There are almost infinite dining options in Rome. Instead of recommending a particular place, I’ll teach you a successful strategy.
This strategy involves minding your location, avoiding red flags, a little googling and looking around before you enter. First off, get away from the busy “touristy,” areas.
Give yourself about 5 -10 minutes to wander around away from the direction of crowds. Next, ensure the restaurant doesn’t have red flags like spray fans, advertised air-conditioning or an overly pushy host.
If the restaurant is trying too hard for your business, the food’s probably not good!
Once you’ve done that, you can take out your phone and Google. I go for places with over 100 reviews on google that have scored a 4.0 or higher.
However, I’m willing to give a restaurant a chance if they have hundreds of reviews and a score over 3.8.
Finally, before you enter, check it out. Is the menu in English? Do they have options that fit your specific diet? Are there locals eating there?
Once you’ve answered these questions to your satisfaction, you can enter and be confident that you’ll enjoy it!
Where to Stay in Rome?
There are so many places to stay in Rome, from deluxe five-star hotels to budget-friendly guesthouses.
If you’re looking for a luxury stay in Rome, I recommend the Grand Hotel De La Minerve or the Hotel Raphaël.
These are both five-star hotels. Not far away from one another, they are both steps away from popular attractions such as the Pantheon, The Palazzo Pamphilj and the Museum of Rome.
The Hotel Raphaël is most famous for its unique vine covered façade.

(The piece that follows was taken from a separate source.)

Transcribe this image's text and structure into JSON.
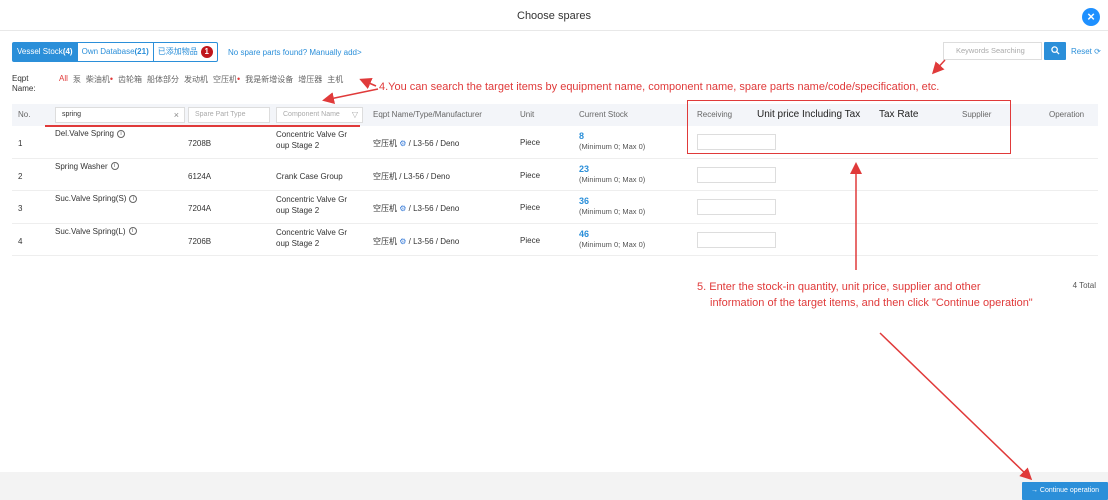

It offers an outdoor garden restaurant and rooftop bar. The Grand Hotel De La Minerve also provides an elegant rooftop experience in their Minerva Roof Garden.
The Minerva Roof Garden is quite spacious and often hosts live entertainment around aperitivo hour. If you aren’t staying at either of these hotels, you will need a reservation for Hotel Raphaël’s rooftop, but can more easily stop in to the Minerva Roof Garden.
A great budget alternative is the Crosti Hotel located conveniently near Rome’s main train station. This place was clean, well air-conditioned, offered free breakfast and decent Wi-Fi.
Great for those who aren’t planning to spend much time in the room but care about being comfortable. In fact, Rome offers a huge assortment of these budget-style 3-star hotels.
There are also plenty of great Rome hotels in locations like Trastevere to choose from!
Final Tips for Rome
- Bring comfortable walking shoes.
- The water is extremely safe to drink. Buy one Liter sized bottle and keep refilling it at public fountains.
- The cost of travel in Italy can be high. To save money in Rome, avoid buying anything in extremely touristy areas, as it will be overpriced.
- Enjoy it!
About the Author
Valentina’s Destinations came from a passion for travelling and an obsession with crafting the most organized, optimized, travel itineraries.
Valentina was born in Serbia and immigrated to the United States with her family when she was little. She now travels the world with her partner Remi.
Her blog strives to help empower others to engineer the vacations of their dreams.
When she’s not travelling, Valentina lives in Chicago and works in the field of psychiatry as a physician assistant. Check out her blog and follow her on Facebook and Instagram.